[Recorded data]

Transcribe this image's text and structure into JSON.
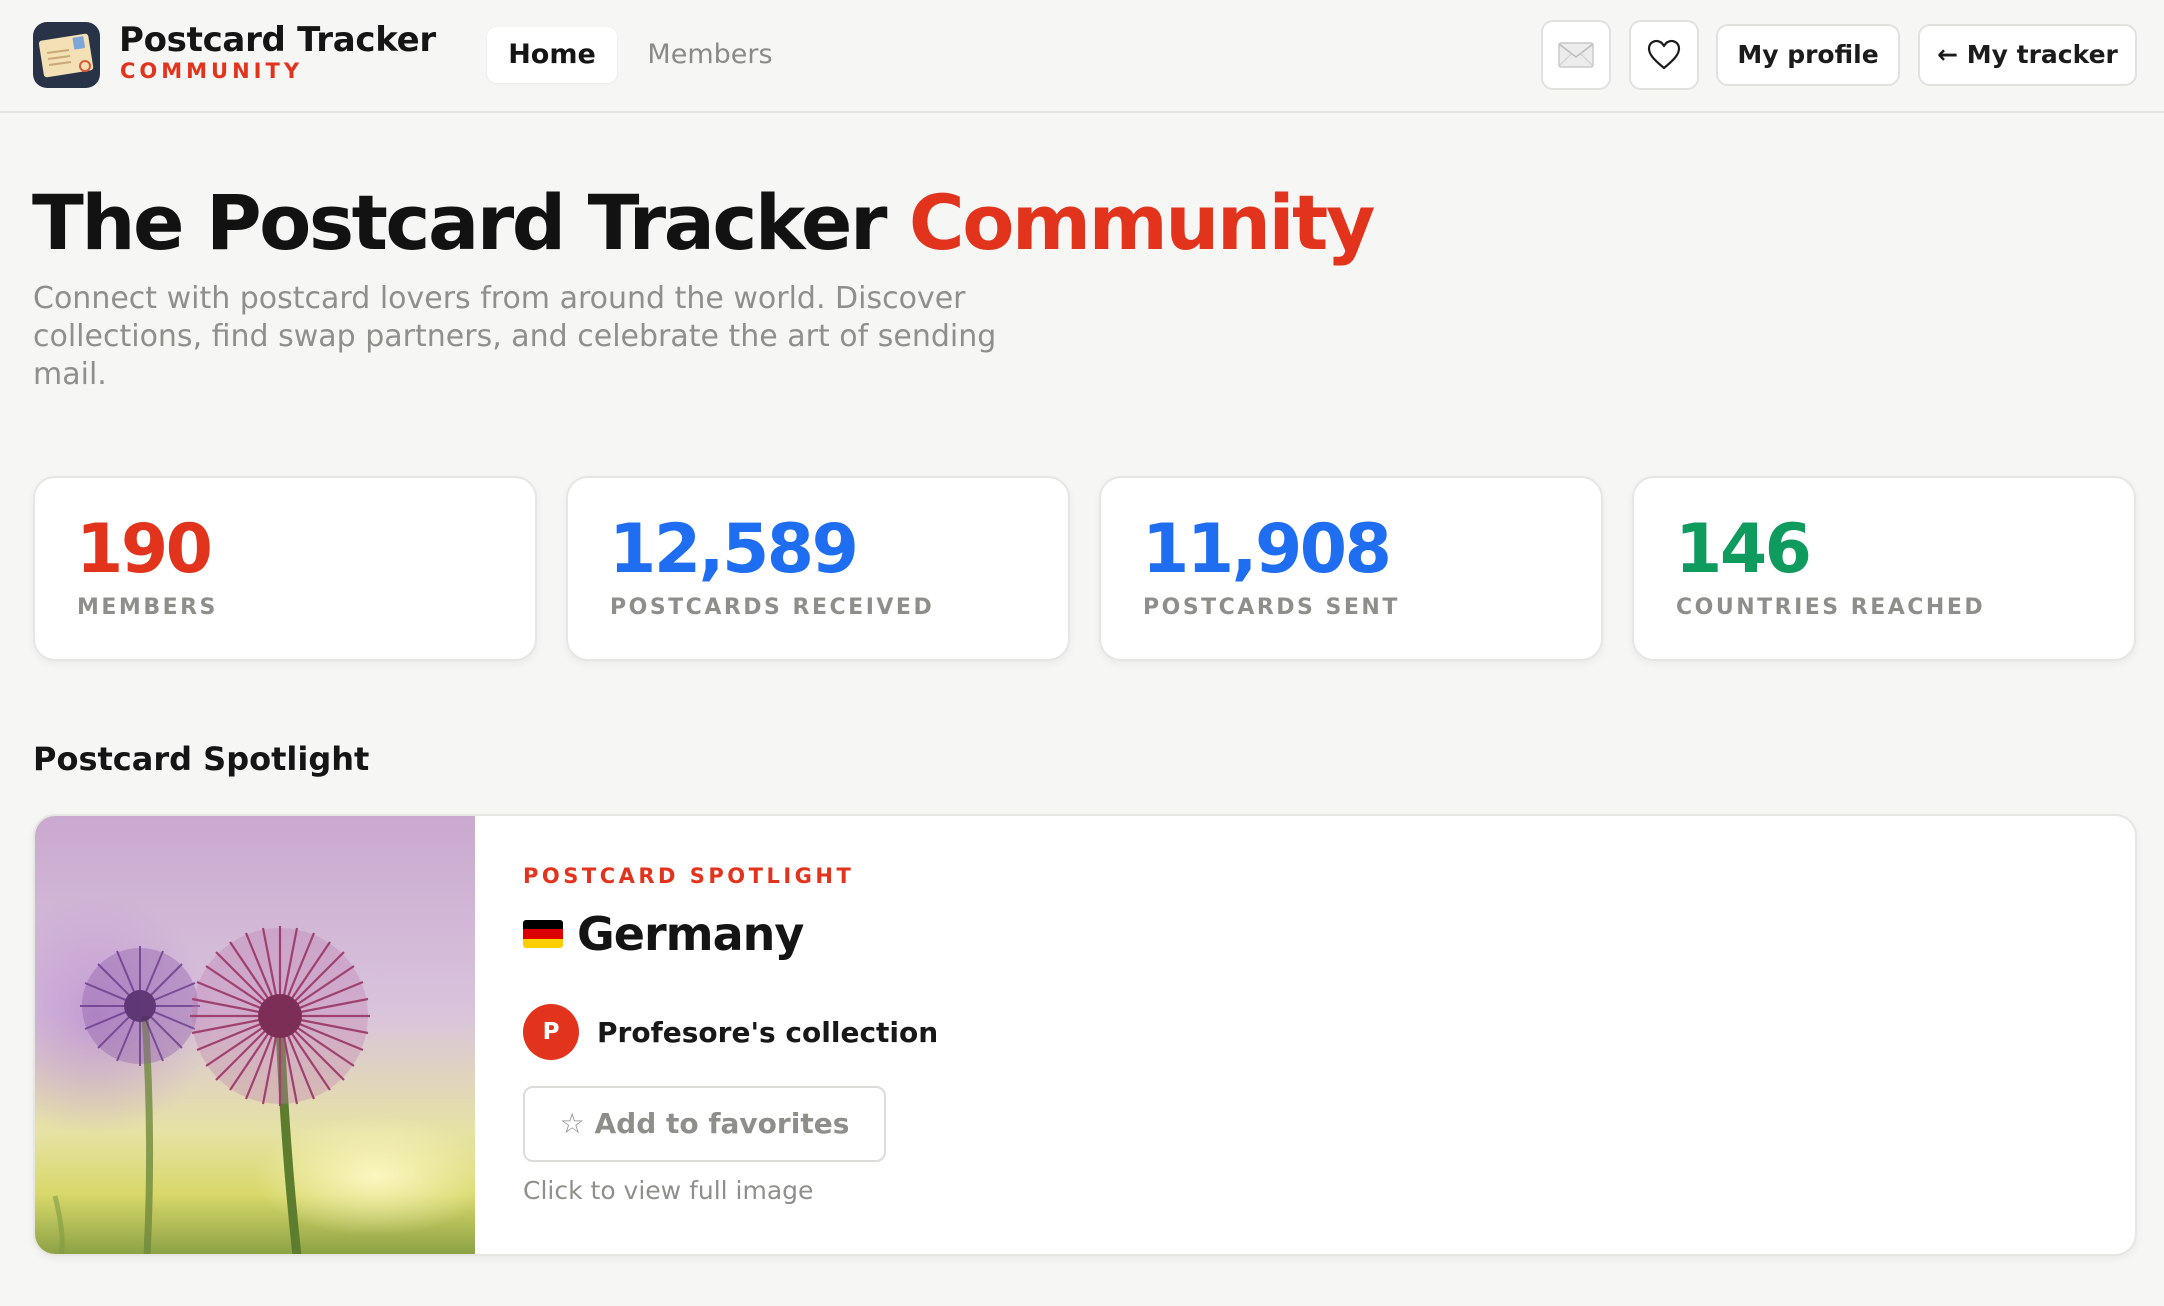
{
  "header": {
    "brand_title": "Postcard Tracker",
    "brand_subtitle": "COMMUNITY",
    "brand_icon": "postcard-icon",
    "nav": [
      {
        "label": "Home",
        "active": true
      },
      {
        "label": "Members",
        "active": false
      }
    ],
    "icons": {
      "mail": "envelope-icon",
      "favorites": "heart-icon"
    },
    "my_profile_label": "My profile",
    "my_tracker_label": "← My tracker"
  },
  "hero": {
    "title_main": "The Postcard Tracker",
    "title_accent": "Community",
    "description": "Connect with postcard lovers from around the world. Discover collections, find swap partners, and celebrate the art of sending mail."
  },
  "stats": [
    {
      "value": "190",
      "label": "MEMBERS",
      "color": "#e2341d"
    },
    {
      "value": "12,589",
      "label": "POSTCARDS RECEIVED",
      "color": "#1f6ef2"
    },
    {
      "value": "11,908",
      "label": "POSTCARDS SENT",
      "color": "#1f6ef2"
    },
    {
      "value": "146",
      "label": "COUNTRIES REACHED",
      "color": "#0f9a5e"
    }
  ],
  "spotlight": {
    "section_title": "Postcard Spotlight",
    "kicker": "POSTCARD SPOTLIGHT",
    "country": "Germany",
    "flag_colors": [
      "#000000",
      "#dd0000",
      "#ffce00"
    ],
    "owner_initial": "P",
    "owner_name": "Profesore's collection",
    "favorite_label": "☆ Add to favorites",
    "view_hint": "Click to view full image"
  },
  "colors": {
    "accent": "#e2341d",
    "blue": "#1f6ef2",
    "green": "#0f9a5e"
  }
}
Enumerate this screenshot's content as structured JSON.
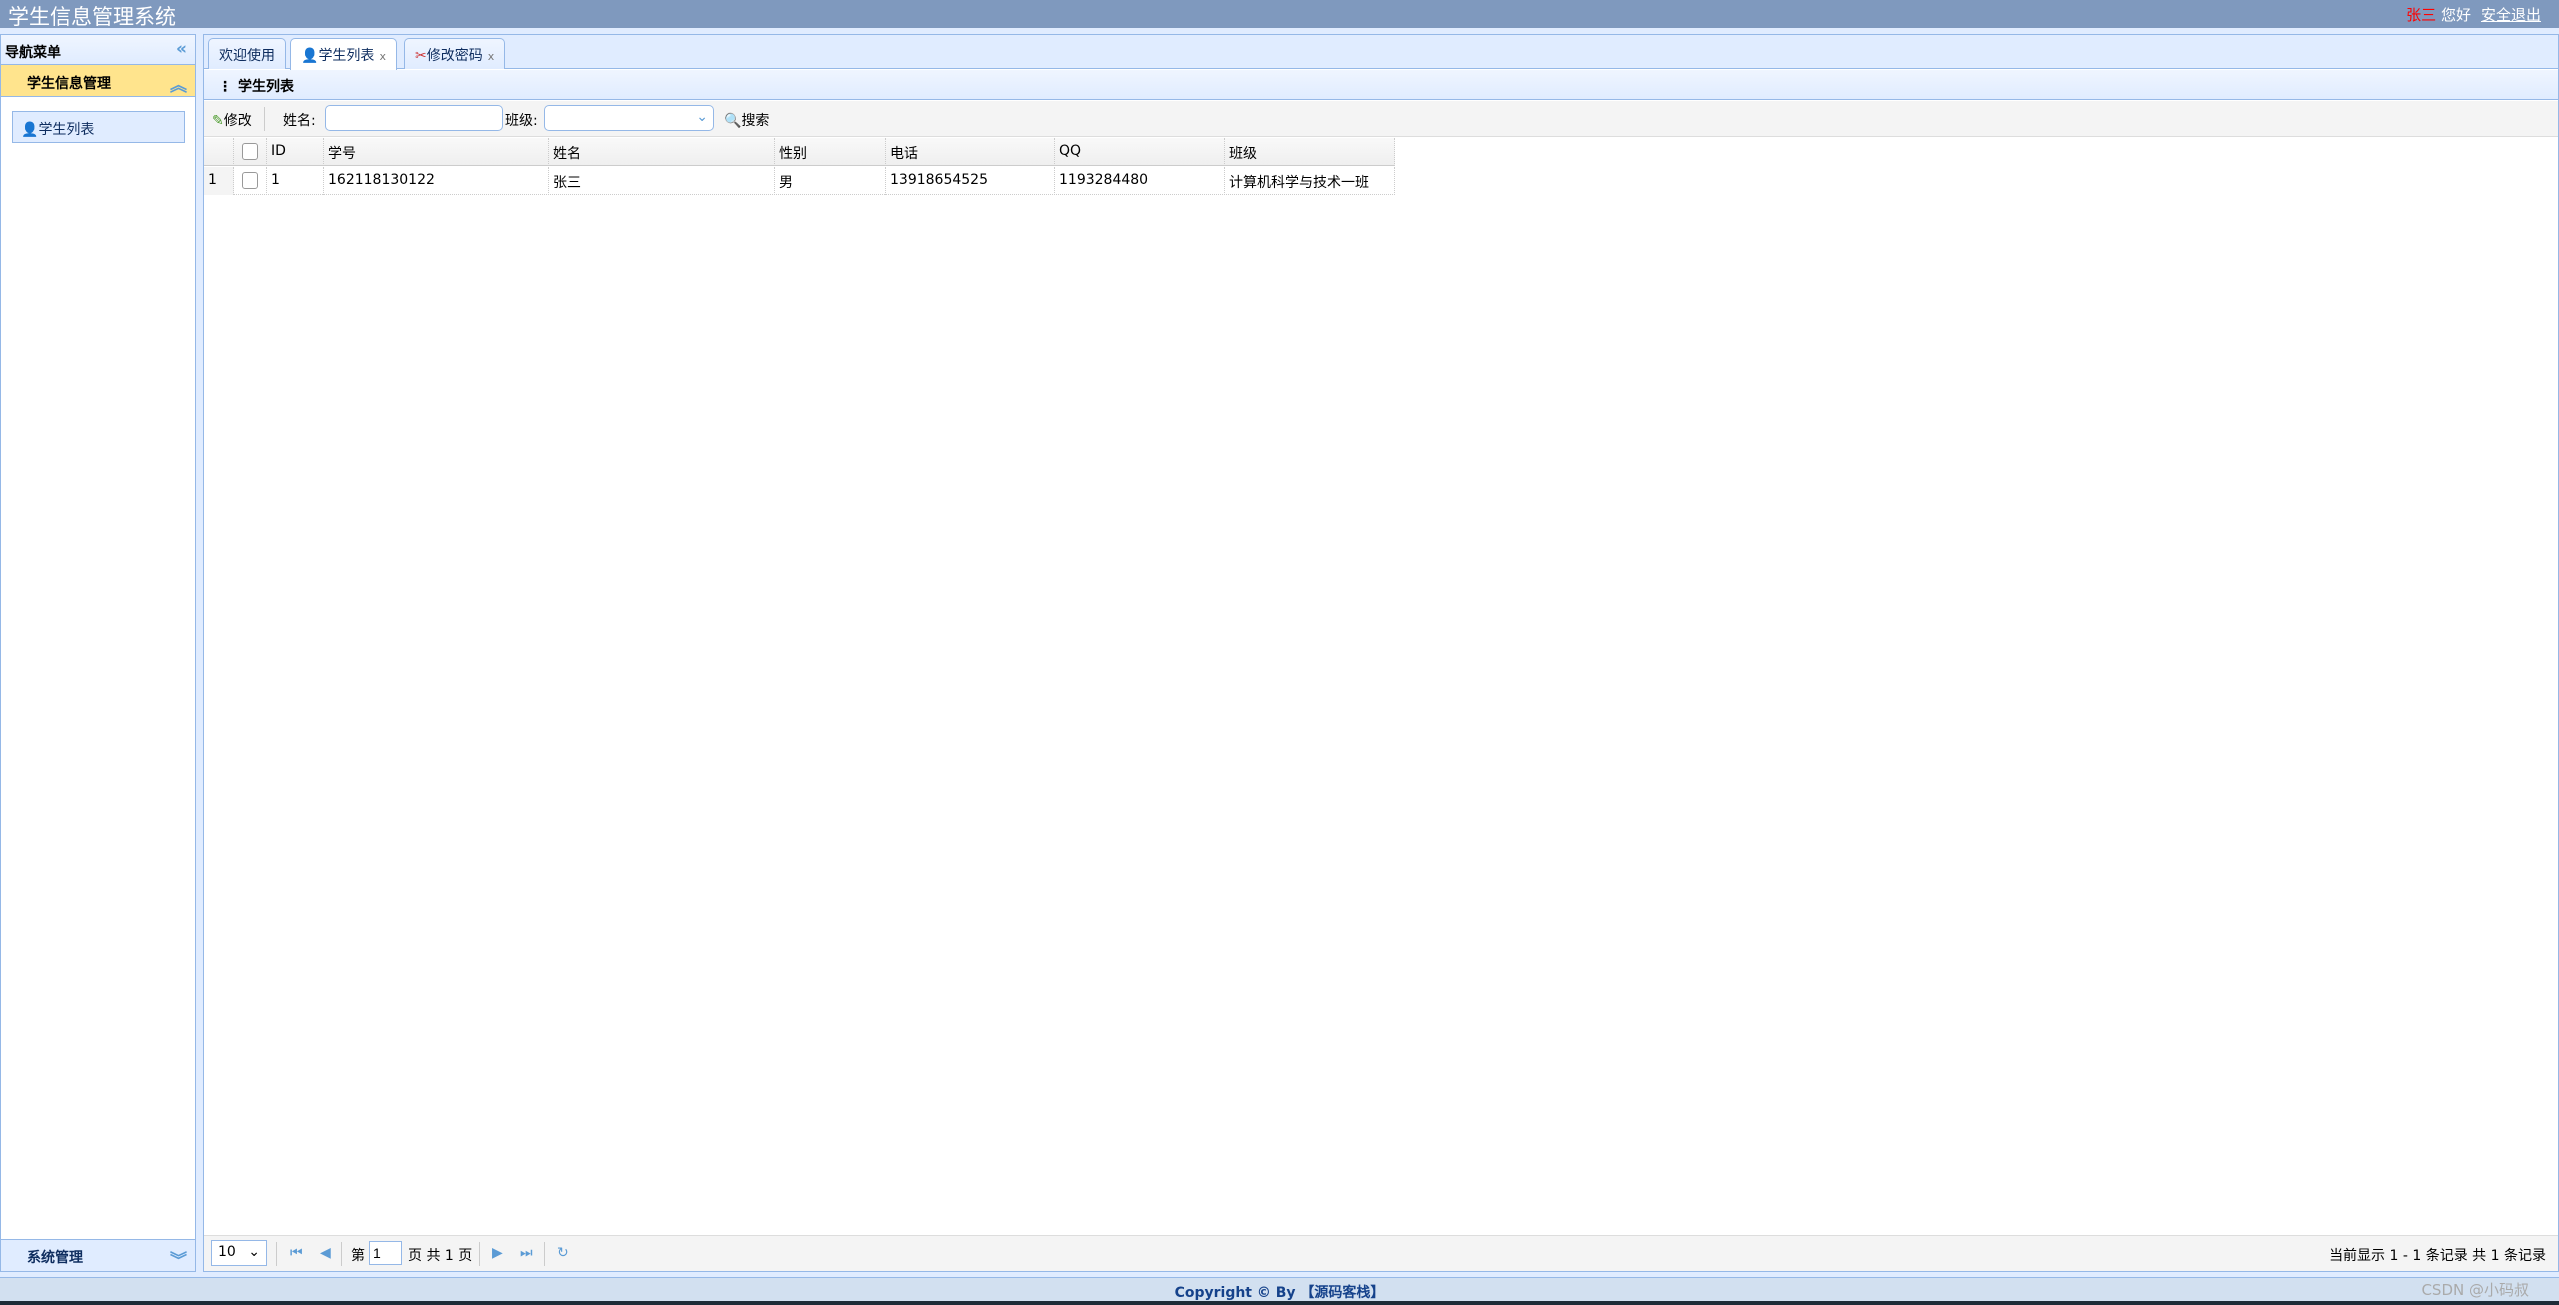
{
  "app": {
    "title": "学生信息管理系统",
    "user": "张三",
    "greeting": "您好",
    "logout": "安全退出"
  },
  "sidebar": {
    "header": "导航菜单",
    "groups": [
      {
        "label": "学生信息管理",
        "items": [
          {
            "label": "学生列表",
            "icon": "user-icon"
          }
        ]
      },
      {
        "label": "系统管理"
      }
    ]
  },
  "tabs": [
    {
      "label": "欢迎使用"
    },
    {
      "label": "学生列表",
      "icon": "user-icon",
      "closable": true
    },
    {
      "label": "修改密码",
      "icon": "tools-icon",
      "closable": true
    }
  ],
  "close_glyph": "x",
  "panel": {
    "title": "学生列表"
  },
  "toolbar": {
    "edit": "修改",
    "name_label": "姓名:",
    "name_value": "",
    "class_label": "班级:",
    "class_value": "",
    "search": "搜索"
  },
  "grid": {
    "columns": [
      "ID",
      "学号",
      "姓名",
      "性别",
      "电话",
      "QQ",
      "班级"
    ],
    "rows": [
      {
        "rownum": "1",
        "cells": [
          "1",
          "162118130122",
          "张三",
          "男",
          "13918654525",
          "1193284480",
          "计算机科学与技术一班"
        ]
      }
    ]
  },
  "pager": {
    "page_size": "10",
    "page_prefix": "第",
    "page": "1",
    "page_suffix": "页 共 1 页",
    "info": "当前显示 1 - 1 条记录 共 1 条记录"
  },
  "footer": "Copyright © By 【源码客栈】",
  "watermark": "CSDN @小码叔"
}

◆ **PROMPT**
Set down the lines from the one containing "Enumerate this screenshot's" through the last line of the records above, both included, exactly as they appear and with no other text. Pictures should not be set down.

◆ **EXERCISE ANSWER**
Enumerate this screenshot's content as structured JSON.
{
  "app": {
    "title": "学生信息管理系统",
    "user": "张三",
    "greeting": "您好",
    "logout": "安全退出"
  },
  "sidebar": {
    "header": "导航菜单",
    "groups": [
      {
        "label": "学生信息管理",
        "items": [
          {
            "label": "学生列表",
            "icon": "user-icon"
          }
        ]
      },
      {
        "label": "系统管理"
      }
    ]
  },
  "tabs": [
    {
      "label": "欢迎使用"
    },
    {
      "label": "学生列表",
      "icon": "user-icon",
      "closable": true
    },
    {
      "label": "修改密码",
      "icon": "tools-icon",
      "closable": true
    }
  ],
  "close_glyph": "x",
  "panel": {
    "title": "学生列表"
  },
  "toolbar": {
    "edit": "修改",
    "name_label": "姓名:",
    "name_value": "",
    "class_label": "班级:",
    "class_value": "",
    "search": "搜索"
  },
  "grid": {
    "columns": [
      "ID",
      "学号",
      "姓名",
      "性别",
      "电话",
      "QQ",
      "班级"
    ],
    "rows": [
      {
        "rownum": "1",
        "cells": [
          "1",
          "162118130122",
          "张三",
          "男",
          "13918654525",
          "1193284480",
          "计算机科学与技术一班"
        ]
      }
    ]
  },
  "pager": {
    "page_size": "10",
    "page_prefix": "第",
    "page": "1",
    "page_suffix": "页 共 1 页",
    "info": "当前显示 1 - 1 条记录 共 1 条记录"
  },
  "footer": "Copyright © By 【源码客栈】",
  "watermark": "CSDN @小码叔"
}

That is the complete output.